__Task prompt__:
Look through the data below and count each line where the word "Управление" appears. Reply with the count alone.

Dataset rows for apps and sites:
================================

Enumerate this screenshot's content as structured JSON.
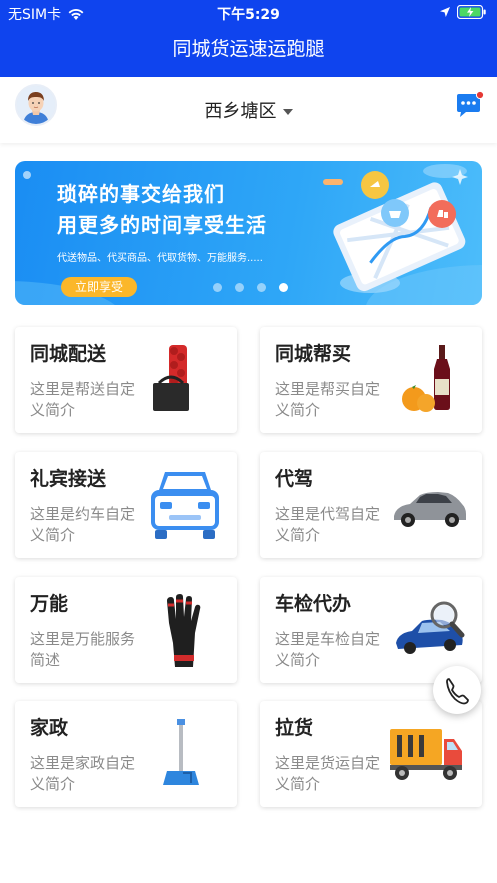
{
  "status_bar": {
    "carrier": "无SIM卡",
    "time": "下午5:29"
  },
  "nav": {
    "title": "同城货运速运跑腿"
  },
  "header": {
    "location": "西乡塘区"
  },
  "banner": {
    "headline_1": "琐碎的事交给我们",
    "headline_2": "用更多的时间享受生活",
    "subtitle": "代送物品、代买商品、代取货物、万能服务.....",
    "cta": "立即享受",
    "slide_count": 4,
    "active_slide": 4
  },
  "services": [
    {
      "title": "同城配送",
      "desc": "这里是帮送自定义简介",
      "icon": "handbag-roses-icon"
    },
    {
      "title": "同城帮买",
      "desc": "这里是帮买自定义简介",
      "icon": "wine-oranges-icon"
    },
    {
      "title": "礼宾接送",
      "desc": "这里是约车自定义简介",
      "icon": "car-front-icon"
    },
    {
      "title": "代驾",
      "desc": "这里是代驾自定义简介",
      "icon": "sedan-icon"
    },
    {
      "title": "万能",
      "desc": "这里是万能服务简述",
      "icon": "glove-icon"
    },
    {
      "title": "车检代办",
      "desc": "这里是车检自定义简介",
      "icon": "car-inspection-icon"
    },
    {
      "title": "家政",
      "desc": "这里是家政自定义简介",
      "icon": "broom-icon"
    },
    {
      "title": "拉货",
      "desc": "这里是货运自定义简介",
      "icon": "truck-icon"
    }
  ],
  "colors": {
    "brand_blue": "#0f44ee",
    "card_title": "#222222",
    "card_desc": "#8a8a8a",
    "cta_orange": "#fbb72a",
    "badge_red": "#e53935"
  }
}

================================

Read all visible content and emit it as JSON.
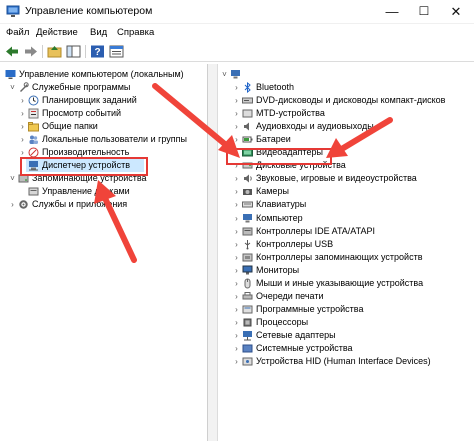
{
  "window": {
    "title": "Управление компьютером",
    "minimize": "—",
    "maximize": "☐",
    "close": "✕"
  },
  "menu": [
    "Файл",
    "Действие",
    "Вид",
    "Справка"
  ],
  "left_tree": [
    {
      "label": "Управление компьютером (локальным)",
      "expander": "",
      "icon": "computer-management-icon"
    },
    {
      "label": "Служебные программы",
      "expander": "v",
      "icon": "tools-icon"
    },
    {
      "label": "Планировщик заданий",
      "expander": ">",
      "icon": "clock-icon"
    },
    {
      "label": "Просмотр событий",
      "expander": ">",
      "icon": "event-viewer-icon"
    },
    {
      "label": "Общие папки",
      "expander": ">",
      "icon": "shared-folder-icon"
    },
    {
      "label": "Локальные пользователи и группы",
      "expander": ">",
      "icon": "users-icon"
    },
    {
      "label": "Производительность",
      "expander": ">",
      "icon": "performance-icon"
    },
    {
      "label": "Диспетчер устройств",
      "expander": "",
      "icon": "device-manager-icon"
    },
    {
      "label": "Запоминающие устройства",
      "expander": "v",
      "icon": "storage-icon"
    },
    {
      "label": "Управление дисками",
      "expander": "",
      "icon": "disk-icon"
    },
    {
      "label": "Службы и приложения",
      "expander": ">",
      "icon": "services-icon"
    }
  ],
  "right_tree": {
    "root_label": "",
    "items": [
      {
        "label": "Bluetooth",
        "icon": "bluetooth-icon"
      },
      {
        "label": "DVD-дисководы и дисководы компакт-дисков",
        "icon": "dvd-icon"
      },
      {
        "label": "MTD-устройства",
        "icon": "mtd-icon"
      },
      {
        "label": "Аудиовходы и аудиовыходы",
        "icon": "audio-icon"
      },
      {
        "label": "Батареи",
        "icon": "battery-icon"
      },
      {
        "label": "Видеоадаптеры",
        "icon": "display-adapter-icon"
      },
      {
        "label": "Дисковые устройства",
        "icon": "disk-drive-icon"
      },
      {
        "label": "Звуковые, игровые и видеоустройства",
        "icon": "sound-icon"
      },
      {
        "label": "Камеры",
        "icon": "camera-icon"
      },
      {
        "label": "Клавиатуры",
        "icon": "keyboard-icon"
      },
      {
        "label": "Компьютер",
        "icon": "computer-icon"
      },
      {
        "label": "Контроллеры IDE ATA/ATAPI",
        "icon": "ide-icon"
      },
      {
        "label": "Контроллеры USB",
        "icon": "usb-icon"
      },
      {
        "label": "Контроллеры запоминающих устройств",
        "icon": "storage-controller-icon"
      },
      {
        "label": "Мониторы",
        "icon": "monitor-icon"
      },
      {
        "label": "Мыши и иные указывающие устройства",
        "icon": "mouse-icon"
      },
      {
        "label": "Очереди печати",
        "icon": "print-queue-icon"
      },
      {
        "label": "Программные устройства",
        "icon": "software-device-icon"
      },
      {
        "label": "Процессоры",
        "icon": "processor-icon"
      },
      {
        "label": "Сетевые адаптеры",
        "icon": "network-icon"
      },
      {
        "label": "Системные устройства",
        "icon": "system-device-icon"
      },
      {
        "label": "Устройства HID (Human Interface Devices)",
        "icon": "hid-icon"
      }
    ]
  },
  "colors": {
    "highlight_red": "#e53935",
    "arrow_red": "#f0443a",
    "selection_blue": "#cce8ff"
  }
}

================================

__Response to this exercise__:
3